Now  – ? just a mess really! I was diagnosed with Migraine Associated Vertigo (MAV) eight years ago when my life changed dramatically. It’s a variant of migraine that means I feel dizzy and tired nearly all of the time. If I try and do anything ‘normal’ this sparks of vertigo which gradually gets worse and worse until I pass out unless I lie down for hours, sometimes days. What this means is I spend 90% of my time in bed in a quiet dark room. Normal activities like shopping, walking, going anywhere bright or busy, the cinema even visiting friends who have patterned wallpaper or a gravel drive is a nightmare!

I’m continually trying new medications, all of them with quite nasty side effects (worsening of vertigo, weight loss, hair loss and sense of humour loss to name but a few) to try and find the magic one that will work for me. Fingers crossed the one I’m on now will work, time will tell.

A good friend set up this website so I could become a ginger whinger.
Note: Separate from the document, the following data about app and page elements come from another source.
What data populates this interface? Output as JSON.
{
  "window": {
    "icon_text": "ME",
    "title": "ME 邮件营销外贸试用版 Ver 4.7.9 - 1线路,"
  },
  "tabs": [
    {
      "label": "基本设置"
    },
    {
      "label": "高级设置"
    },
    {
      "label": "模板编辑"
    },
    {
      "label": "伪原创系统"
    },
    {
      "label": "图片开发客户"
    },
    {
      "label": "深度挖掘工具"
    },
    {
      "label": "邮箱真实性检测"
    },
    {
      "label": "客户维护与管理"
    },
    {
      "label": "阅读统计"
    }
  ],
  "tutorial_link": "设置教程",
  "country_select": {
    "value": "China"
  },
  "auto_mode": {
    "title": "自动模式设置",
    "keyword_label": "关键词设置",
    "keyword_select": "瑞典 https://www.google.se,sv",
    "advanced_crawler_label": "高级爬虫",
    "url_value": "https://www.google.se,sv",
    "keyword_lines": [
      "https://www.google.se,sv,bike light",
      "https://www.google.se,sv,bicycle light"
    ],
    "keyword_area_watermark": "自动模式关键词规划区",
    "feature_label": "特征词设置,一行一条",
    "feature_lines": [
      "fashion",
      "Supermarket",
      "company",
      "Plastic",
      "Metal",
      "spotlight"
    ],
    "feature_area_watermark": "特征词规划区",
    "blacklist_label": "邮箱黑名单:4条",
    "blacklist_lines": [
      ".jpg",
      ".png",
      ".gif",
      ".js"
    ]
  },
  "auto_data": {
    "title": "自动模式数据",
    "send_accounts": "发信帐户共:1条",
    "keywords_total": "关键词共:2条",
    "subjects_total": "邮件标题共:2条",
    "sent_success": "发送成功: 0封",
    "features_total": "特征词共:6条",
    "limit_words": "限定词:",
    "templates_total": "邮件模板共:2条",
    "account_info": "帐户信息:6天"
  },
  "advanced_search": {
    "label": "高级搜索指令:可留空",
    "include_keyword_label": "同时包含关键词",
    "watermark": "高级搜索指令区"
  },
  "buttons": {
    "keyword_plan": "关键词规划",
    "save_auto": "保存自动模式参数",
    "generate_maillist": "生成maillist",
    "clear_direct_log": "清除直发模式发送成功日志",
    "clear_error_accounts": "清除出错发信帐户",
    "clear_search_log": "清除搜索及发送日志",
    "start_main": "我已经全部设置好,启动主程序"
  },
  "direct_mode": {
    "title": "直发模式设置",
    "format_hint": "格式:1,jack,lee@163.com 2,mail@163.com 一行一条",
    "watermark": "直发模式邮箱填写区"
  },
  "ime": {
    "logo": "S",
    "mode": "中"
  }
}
No I’m kidding, so people can understand what I’m going through and maybe it would help me to have a bit of a rant. I have quite a dark sense of humour, I think that’s the only reason I haven’t gone completely bonkers! I clearly don’t have the most exciting of lives but I live in a small village with some entertaining characters and I’m always having blond moments (I blame the meds but I’ve always been a bit dappy!). Who knows I may even get better, and I can assure you life will be filled with amazing adventures then!

Scrap that! After zillions of Consultants all saying that they know what’s wrong with me and that they can get me better. Endless drugs and procedures I was finally Diagnosed with Chronic Lyme which was great – until I find out that nobody in the UK has a clue how to treat it. That complicates things some what 😉